How to complete this task:
Without including any image, retype the records word for word.

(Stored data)
=======
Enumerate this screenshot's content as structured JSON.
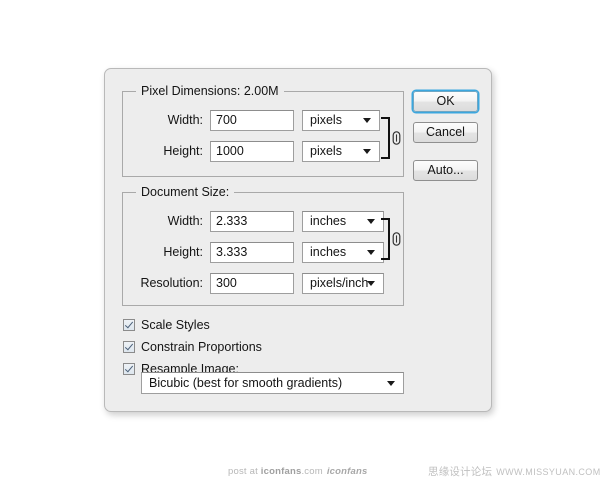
{
  "dialog": {
    "name": "Image Size",
    "background_color": "#ededed"
  },
  "pixel_dimensions": {
    "title": "Pixel Dimensions:  2.00M",
    "size_label": "2.00M",
    "rows": [
      {
        "label": "Width:",
        "value": "700",
        "unit": "pixels"
      },
      {
        "label": "Height:",
        "value": "1000",
        "unit": "pixels"
      }
    ],
    "link_icon": "chain-link-icon"
  },
  "document_size": {
    "title": "Document Size:",
    "rows": [
      {
        "label": "Width:",
        "value": "2.333",
        "unit": "inches"
      },
      {
        "label": "Height:",
        "value": "3.333",
        "unit": "inches"
      },
      {
        "label": "Resolution:",
        "value": "300",
        "unit": "pixels/inch"
      }
    ],
    "link_icon": "chain-link-icon"
  },
  "options": {
    "checkboxes": [
      {
        "label": "Scale Styles",
        "checked": true
      },
      {
        "label": "Constrain Proportions",
        "checked": true
      },
      {
        "label": "Resample Image:",
        "checked": true
      }
    ],
    "resample_method": "Bicubic (best for smooth gradients)"
  },
  "buttons": {
    "ok": "OK",
    "cancel": "Cancel",
    "auto": "Auto...",
    "default_accent_color": "#3ba7df"
  },
  "watermarks": {
    "left_prefix": "post at ",
    "left_brand": "iconfans",
    "left_suffix": ".com",
    "left_logo": "iconfans",
    "right_text": "思缘设计论坛",
    "right_url": "WWW.MISSYUAN.COM"
  }
}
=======
Written reply:
Enumerate this screenshot's content as structured JSON.
{
  "dialog": {
    "name": "Image Size",
    "background_color": "#ededed"
  },
  "pixel_dimensions": {
    "title": "Pixel Dimensions:  2.00M",
    "size_label": "2.00M",
    "rows": [
      {
        "label": "Width:",
        "value": "700",
        "unit": "pixels"
      },
      {
        "label": "Height:",
        "value": "1000",
        "unit": "pixels"
      }
    ],
    "link_icon": "chain-link-icon"
  },
  "document_size": {
    "title": "Document Size:",
    "rows": [
      {
        "label": "Width:",
        "value": "2.333",
        "unit": "inches"
      },
      {
        "label": "Height:",
        "value": "3.333",
        "unit": "inches"
      },
      {
        "label": "Resolution:",
        "value": "300",
        "unit": "pixels/inch"
      }
    ],
    "link_icon": "chain-link-icon"
  },
  "options": {
    "checkboxes": [
      {
        "label": "Scale Styles",
        "checked": true
      },
      {
        "label": "Constrain Proportions",
        "checked": true
      },
      {
        "label": "Resample Image:",
        "checked": true
      }
    ],
    "resample_method": "Bicubic (best for smooth gradients)"
  },
  "buttons": {
    "ok": "OK",
    "cancel": "Cancel",
    "auto": "Auto...",
    "default_accent_color": "#3ba7df"
  },
  "watermarks": {
    "left_prefix": "post at ",
    "left_brand": "iconfans",
    "left_suffix": ".com",
    "left_logo": "iconfans",
    "right_text": "思缘设计论坛",
    "right_url": "WWW.MISSYUAN.COM"
  }
}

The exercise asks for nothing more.